Cadillac is working up a wide range of new offerings — including an all-new flagship based on the delicious Ciel concept — but this down-market saloon is the product likely to provide the foundation for any Cadillac comeback.
Cadillac still sees itself as the ‘standard of the world’, although that really hasn’t described Cadillac since the days of its finned land yachts. But after years watching its European (primarily German) competitors redefine the luxury segment, Caddy is finally determined to challenge the status quo. Could this be the car to do just that?
The new ATS isn’t a badge-engineered Chevrolet but a handsome, surprisingly competent saloon largely achieving everything it set out to do. Its biggest flaw is the image of the Cadillac brand itself.
The look of the ATS will be familiar to anyone who has followed Cadillac since the CTS introduced us to the Art and Science design language a decade ago. Though 215mm shorter than that car, the compact model maintains the basic angular look, albeit a little less edgy and slab-sided than its bigger brother. There is also a swooping coupé which is up against the BMW 4 Series and Audi A5.
Perhaps the most notable detail is the fact that the ATS weighs in at just 1530kg for the base 2.5-litre car.
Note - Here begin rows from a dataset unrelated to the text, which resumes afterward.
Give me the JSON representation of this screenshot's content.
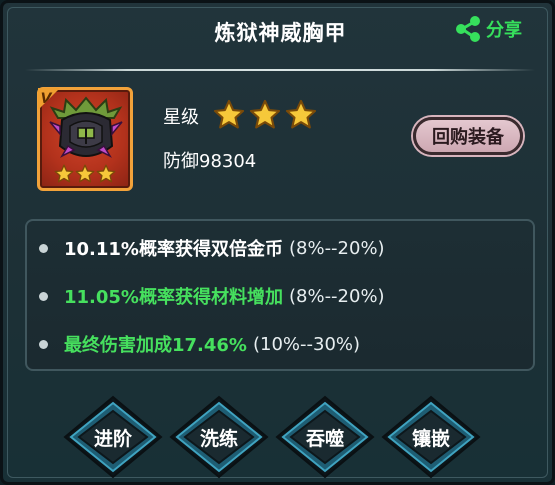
{
  "header": {
    "title": "炼狱神威胸甲",
    "share_label": "分享"
  },
  "item": {
    "tier_badge": "V",
    "slot_stars": 3,
    "star_label": "星级",
    "star_count": 3,
    "defense_text": "防御98304",
    "buyback_label": "回购装备"
  },
  "attributes": [
    {
      "text": "10.11%概率获得双倍金币",
      "range": "(8%--20%)",
      "color": "#ffffff"
    },
    {
      "text": "11.05%概率获得材料增加",
      "range": "(8%--20%)",
      "color": "#46e05e"
    },
    {
      "text": "最终伤害加成17.46%",
      "range": "(10%--30%)",
      "color": "#46e05e"
    }
  ],
  "actions": [
    {
      "label": "进阶"
    },
    {
      "label": "洗练"
    },
    {
      "label": "吞噬"
    },
    {
      "label": "镶嵌"
    }
  ],
  "colors": {
    "accent_green": "#46e05e",
    "star_gold": "#f6c83a",
    "slot_frame": "#f2a23a",
    "slot_fill": "#c23a22"
  }
}
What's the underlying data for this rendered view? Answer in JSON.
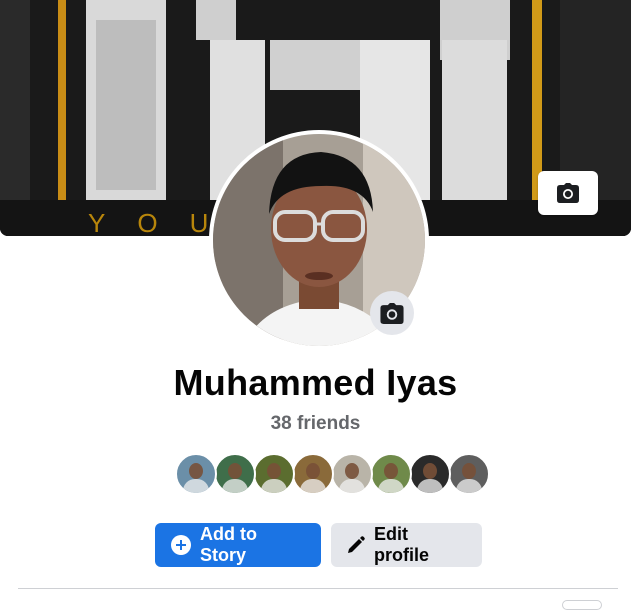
{
  "profile": {
    "name": "Muhammed Iyas",
    "friends_count": "38 friends"
  },
  "cover": {
    "camera_icon": "camera-icon"
  },
  "avatar": {
    "camera_icon": "camera-icon"
  },
  "friend_avatars": [
    {
      "name": "friend-avatar-1",
      "color": "#6b8fa8"
    },
    {
      "name": "friend-avatar-2",
      "color": "#3f6e4a"
    },
    {
      "name": "friend-avatar-3",
      "color": "#5b6d2f"
    },
    {
      "name": "friend-avatar-4",
      "color": "#8a6a3a"
    },
    {
      "name": "friend-avatar-5",
      "color": "#b9b4a8"
    },
    {
      "name": "friend-avatar-6",
      "color": "#6f8a4a"
    },
    {
      "name": "friend-avatar-7",
      "color": "#2a2a2a"
    },
    {
      "name": "friend-avatar-8",
      "color": "#5e5e5e"
    }
  ],
  "actions": {
    "add_story": {
      "label": "Add to Story",
      "icon": "plus-circle-icon"
    },
    "edit_profile": {
      "label": "Edit profile",
      "icon": "pencil-icon"
    }
  },
  "colors": {
    "primary": "#1b74e4",
    "secondary_bg": "#e4e6eb",
    "text": "#050505",
    "muted": "#65676b"
  }
}
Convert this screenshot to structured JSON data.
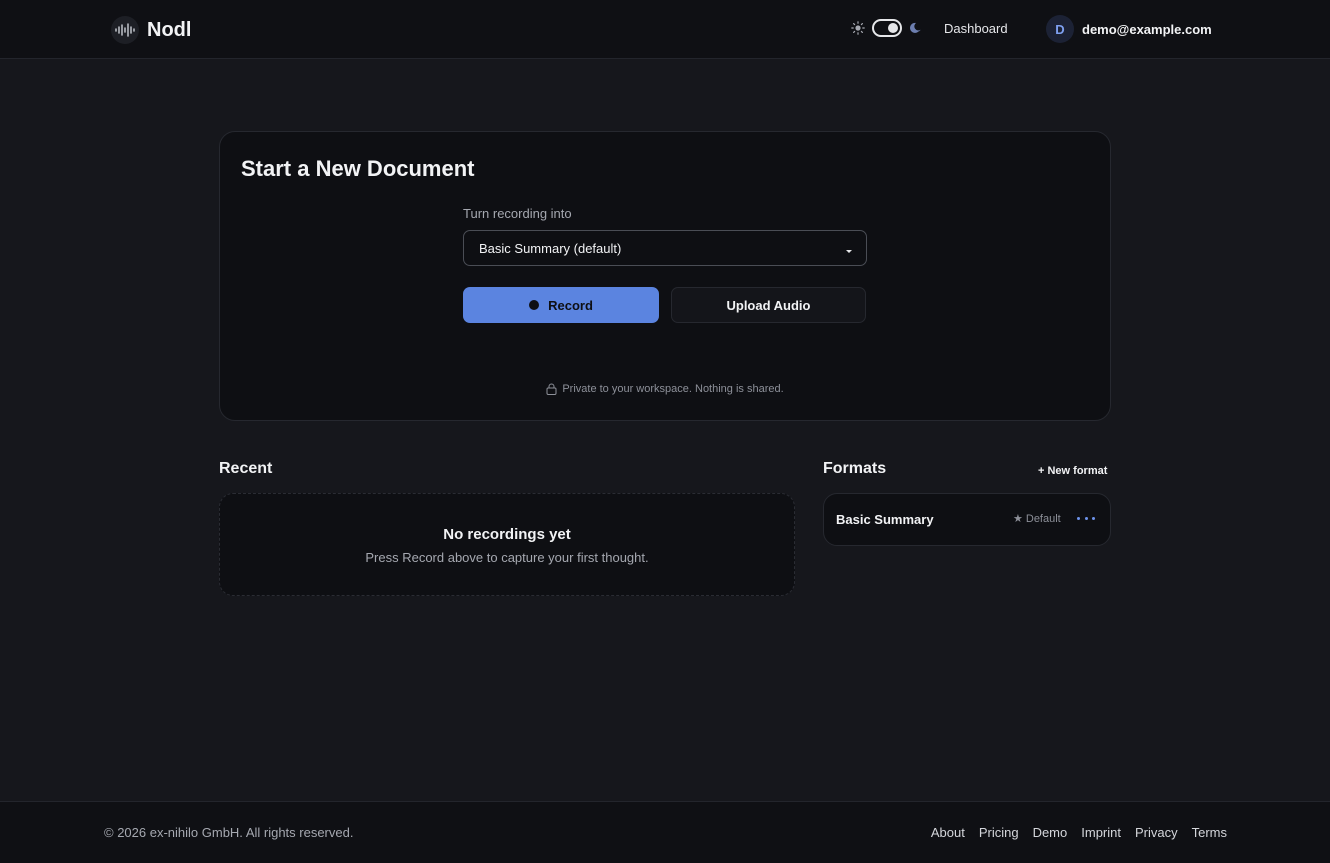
{
  "header": {
    "brand": "Nodl",
    "nav_dashboard": "Dashboard",
    "user_initial": "D",
    "user_email": "demo@example.com",
    "theme_mode": "dark"
  },
  "new_document": {
    "title": "Start a New Document",
    "select_label": "Turn recording into",
    "select_value": "Basic Summary (default)",
    "record_label": "Record",
    "upload_label": "Upload Audio",
    "privacy_note": "Private to your workspace. Nothing is shared."
  },
  "recent": {
    "title": "Recent",
    "empty_title": "No recordings yet",
    "empty_subtitle": "Press Record above to capture your first thought."
  },
  "formats": {
    "title": "Formats",
    "new_format_label": "+ New format",
    "items": [
      {
        "name": "Basic Summary",
        "badge": "Default"
      }
    ]
  },
  "footer": {
    "copyright": "© 2026 ex-nihilo GmbH. All rights reserved.",
    "links": [
      "About",
      "Pricing",
      "Demo",
      "Imprint",
      "Privacy",
      "Terms"
    ]
  },
  "colors": {
    "background": "#16171c",
    "card": "#0e0f13",
    "accent": "#5b84e0"
  }
}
That's substantially less than the CTS and nearly 68kg under the BMW 330i, despite being within 25mm of the Bavarian sedan’s dimensions in every direction.